In the interconnected age, the line between personal/professional mobile use is gone. YouTube now syncs with your Gmail account, providing your search and viewing histories, amongst other information, to the general public. Looking at puppies on your lunch break? The whole world will know unless you manually clear it from your YT user history.
And with BYOD (bring your own device) just getting started, employees are now using the same devices for work as they are for pleasure. Last year, we interviewed Verivo Software CEO Steve Levy on this subject for AppBeat . “Technology now is enabling people to be more productive all the time,” he told us. “More and more people are mobile, making decisions away from their desk, and more and more decisions are being made by your customers—by other parties that aren’t in your offices.”
But is letting employees use personal laptops, smartphones and tablets a privilege or a penalty? When you send/receive email under a company-owned domain, they often have full rights to not only access your inbox, but to make a host of other changes as well; I once had a boss change my email signoff and give a co-worker access to my email account whilst I was on holiday. Email regulation should be addressed in individual company policies, so if that sounds invasive—and I felt it was at the time—take it as a lesson to do more than just skim your contract’s terms and conditions.
With BYOD growing so quickly, many companies’ legal frameworks haven’t caught up. SearchStorage.co.uk Bureau Chief Antony Adshead has said that the storage capacity of iPads, smartphones, et. al means that being available for work 24/7 via these devices also merges employees’ instant access to personal activity. His interview in full is well worth a read, concluding that unless your company has a comprehensive business case for why BYOD makes sense, you ought to avoid it altogether.
As technology outpaces legal evolvement, rarely have handsets included features that work to separate data into respective personal and professional categories. Blackberry 10 will change that. The now dated “CrackBerry” phase might make a comeback, as the new model’s many features include BlackBerry Balance. Balance allows you to host apps, email and documents based on their status as personal or professional data, separating the respective categories to offer completely separate experiences. ZDNet’s Matthew Miller says this could be key not only for smaller enterprise, but larger corporates as well:
”Boeing is a major company in the Seattle area and I know many people that are issued BlackBerry devices for this company, yet still carry a separate iPhone or Android device for their personal phone. BlackBerry 10 looks to finally allow these people to have a single device for both worlds.”

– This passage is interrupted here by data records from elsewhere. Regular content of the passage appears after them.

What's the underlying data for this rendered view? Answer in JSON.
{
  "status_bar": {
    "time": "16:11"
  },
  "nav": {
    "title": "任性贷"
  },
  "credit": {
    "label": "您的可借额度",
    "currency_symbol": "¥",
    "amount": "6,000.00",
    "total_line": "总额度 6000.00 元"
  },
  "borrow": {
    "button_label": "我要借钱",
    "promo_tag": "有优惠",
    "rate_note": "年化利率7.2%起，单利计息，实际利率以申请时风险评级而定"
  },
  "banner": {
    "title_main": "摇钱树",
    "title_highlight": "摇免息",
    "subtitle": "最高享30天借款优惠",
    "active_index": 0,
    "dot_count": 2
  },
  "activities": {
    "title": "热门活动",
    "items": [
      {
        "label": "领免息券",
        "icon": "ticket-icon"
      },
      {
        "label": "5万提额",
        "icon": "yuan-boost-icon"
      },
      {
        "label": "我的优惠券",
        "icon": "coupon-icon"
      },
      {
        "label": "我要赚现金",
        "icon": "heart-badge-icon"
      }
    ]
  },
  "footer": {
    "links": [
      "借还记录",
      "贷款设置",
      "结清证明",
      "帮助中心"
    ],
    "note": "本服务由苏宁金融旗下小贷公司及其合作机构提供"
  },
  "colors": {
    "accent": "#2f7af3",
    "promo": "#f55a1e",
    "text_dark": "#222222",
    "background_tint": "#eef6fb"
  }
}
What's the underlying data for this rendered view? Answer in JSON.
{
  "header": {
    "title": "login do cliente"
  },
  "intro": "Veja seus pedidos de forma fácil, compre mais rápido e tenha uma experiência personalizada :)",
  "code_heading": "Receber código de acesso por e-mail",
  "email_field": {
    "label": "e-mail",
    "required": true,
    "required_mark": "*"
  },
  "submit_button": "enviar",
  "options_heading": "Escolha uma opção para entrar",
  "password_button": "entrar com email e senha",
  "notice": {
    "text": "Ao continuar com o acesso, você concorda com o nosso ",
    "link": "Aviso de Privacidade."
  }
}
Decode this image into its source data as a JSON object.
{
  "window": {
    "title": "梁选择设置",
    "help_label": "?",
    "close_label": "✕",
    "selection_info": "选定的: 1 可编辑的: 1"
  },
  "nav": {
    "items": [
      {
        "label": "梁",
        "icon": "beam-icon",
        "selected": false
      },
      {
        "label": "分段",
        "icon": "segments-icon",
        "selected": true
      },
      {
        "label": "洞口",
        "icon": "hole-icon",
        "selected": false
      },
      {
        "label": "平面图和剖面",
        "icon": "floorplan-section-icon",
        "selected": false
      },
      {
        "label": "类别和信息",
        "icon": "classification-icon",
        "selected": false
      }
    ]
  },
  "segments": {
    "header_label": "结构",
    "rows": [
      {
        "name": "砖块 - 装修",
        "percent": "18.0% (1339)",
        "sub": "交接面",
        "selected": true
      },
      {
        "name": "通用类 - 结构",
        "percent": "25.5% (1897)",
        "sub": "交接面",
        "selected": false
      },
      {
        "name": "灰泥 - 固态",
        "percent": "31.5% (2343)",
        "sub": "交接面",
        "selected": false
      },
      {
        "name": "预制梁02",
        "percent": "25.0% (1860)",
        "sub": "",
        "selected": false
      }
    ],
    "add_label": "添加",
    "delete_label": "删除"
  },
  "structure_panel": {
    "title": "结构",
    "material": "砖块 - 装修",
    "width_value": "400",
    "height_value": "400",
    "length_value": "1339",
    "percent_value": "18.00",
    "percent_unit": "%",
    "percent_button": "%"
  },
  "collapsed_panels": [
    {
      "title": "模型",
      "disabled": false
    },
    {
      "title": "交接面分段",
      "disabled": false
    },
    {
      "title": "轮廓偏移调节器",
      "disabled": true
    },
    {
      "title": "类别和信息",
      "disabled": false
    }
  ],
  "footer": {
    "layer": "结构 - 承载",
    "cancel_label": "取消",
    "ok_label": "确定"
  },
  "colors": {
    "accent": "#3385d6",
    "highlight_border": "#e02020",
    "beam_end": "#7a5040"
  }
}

The Q10 handset won’t see US shelves until May, so predictions about how Balance will play out remain just that. But with UK retailers struggling to meet consumer demand—and a strong number of UK users switching platforms to become BlackBerry customers —it’s impossible to ignore what Thorston Heins and co. have done to not only meet consumer demand with apps, etc., but to exceed them by addressing a specific consumer need on behalf of business and employees alike. As a BYOD user, it’s much appreciated—and when my own contract is up, Balance may be enough for me to jump on the BlackBerry bandwagon.
This guest post has been kindly written by Lauren Maffeo.
Lauren Maffeo serves as Product Manager of AppBeat, a digital publication and newsletter offering exclusive news, events and interviews covering London’s mobile scene. She is a regular contributor to The Next Web and earned her MSc from The London School of Economics and Political Science.